Life Is so Bad in Japan That Millennials Are Choosing Virtual Relationships Over the Real Thing
More and more Japanese millennials are opting for virtual relationships over real ones. That’s right, instead of dating a human being, they’re dating their favorite film or anime character, even a meme or character in a video game. It’s a cultural trend that’s sparked the creation of a multi-million dollar “virtual romance industry” in Japan.
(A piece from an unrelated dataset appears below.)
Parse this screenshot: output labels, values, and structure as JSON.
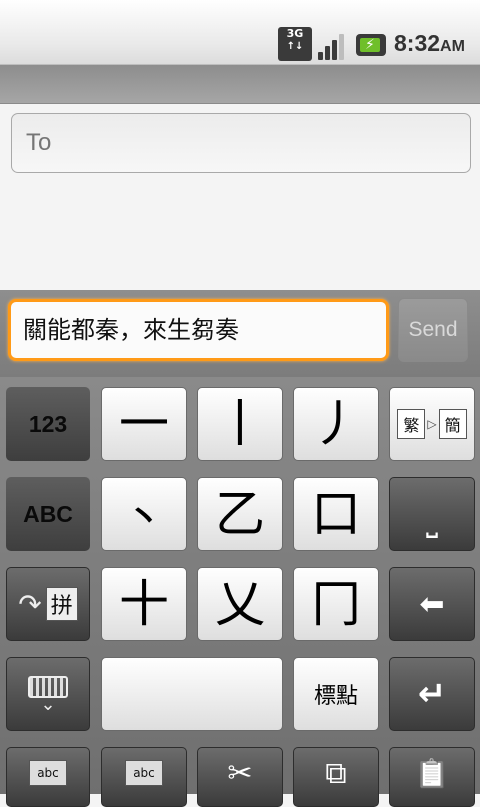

And it has Japanese sociologist Masahiro Yamada rather frightened for his country’s future.
New figures show that more than 70% of unmarried Japanese men and 75% of women have never had any sexual experience by the time they reach 20, though that drops to almost 50% for each gender by the time they reach 25.
According to Professor Masahiro Yamada, a sociologist at Chuo University in Tokyo, who has coined the phrase “stranded singles” for the phenomenon, the rise in virginity rates is matched by a rise in the lack of interest in having any kind of “real” relationship.
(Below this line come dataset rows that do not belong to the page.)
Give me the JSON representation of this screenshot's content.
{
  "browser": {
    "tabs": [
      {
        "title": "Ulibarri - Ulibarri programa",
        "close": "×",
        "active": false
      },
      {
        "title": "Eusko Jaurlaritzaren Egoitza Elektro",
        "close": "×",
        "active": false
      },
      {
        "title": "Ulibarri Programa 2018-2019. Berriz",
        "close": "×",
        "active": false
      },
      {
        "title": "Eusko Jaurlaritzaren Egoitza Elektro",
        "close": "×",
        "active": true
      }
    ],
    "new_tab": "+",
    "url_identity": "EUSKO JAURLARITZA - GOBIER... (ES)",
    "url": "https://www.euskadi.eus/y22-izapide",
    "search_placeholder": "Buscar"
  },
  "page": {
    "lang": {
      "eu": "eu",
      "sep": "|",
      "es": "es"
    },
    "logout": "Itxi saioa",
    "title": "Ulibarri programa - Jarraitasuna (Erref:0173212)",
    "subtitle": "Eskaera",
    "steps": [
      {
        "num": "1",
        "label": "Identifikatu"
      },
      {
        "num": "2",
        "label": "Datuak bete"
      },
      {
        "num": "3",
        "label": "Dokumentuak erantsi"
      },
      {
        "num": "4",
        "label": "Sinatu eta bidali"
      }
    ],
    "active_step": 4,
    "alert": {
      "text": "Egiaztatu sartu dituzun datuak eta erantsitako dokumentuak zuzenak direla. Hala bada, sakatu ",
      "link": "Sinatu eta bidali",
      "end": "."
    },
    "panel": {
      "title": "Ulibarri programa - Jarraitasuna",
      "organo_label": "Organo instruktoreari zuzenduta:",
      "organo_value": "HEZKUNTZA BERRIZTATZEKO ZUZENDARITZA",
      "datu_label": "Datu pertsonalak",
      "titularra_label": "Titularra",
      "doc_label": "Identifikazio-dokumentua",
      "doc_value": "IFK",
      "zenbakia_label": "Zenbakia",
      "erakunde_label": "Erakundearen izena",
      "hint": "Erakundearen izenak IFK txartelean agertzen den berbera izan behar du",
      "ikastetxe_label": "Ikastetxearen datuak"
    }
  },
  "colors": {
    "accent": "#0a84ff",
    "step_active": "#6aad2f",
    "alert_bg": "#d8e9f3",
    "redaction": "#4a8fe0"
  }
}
Recent research by the Japanese government showed that about 30% of single women and 15% of single men aged between 20 and 29 admitted to having fallen in love with a meme or character in a game – higher than the 24% of those women and 11% of men who admitted to falling in love with a pop star or actor.
The situation Yamada lays out isn’t all that far off from the one most American sociologists have pinned on our own millennial generation. Lacking income stability, Japanese millennials remain safe in their parents’ nests, hesitant to take risks in both career and relationships. Quite frankly, it’s easier to stay in your childhood bedroom and create a virtual world through your computer where you can and always will remain in control of everything – including your romantic partner.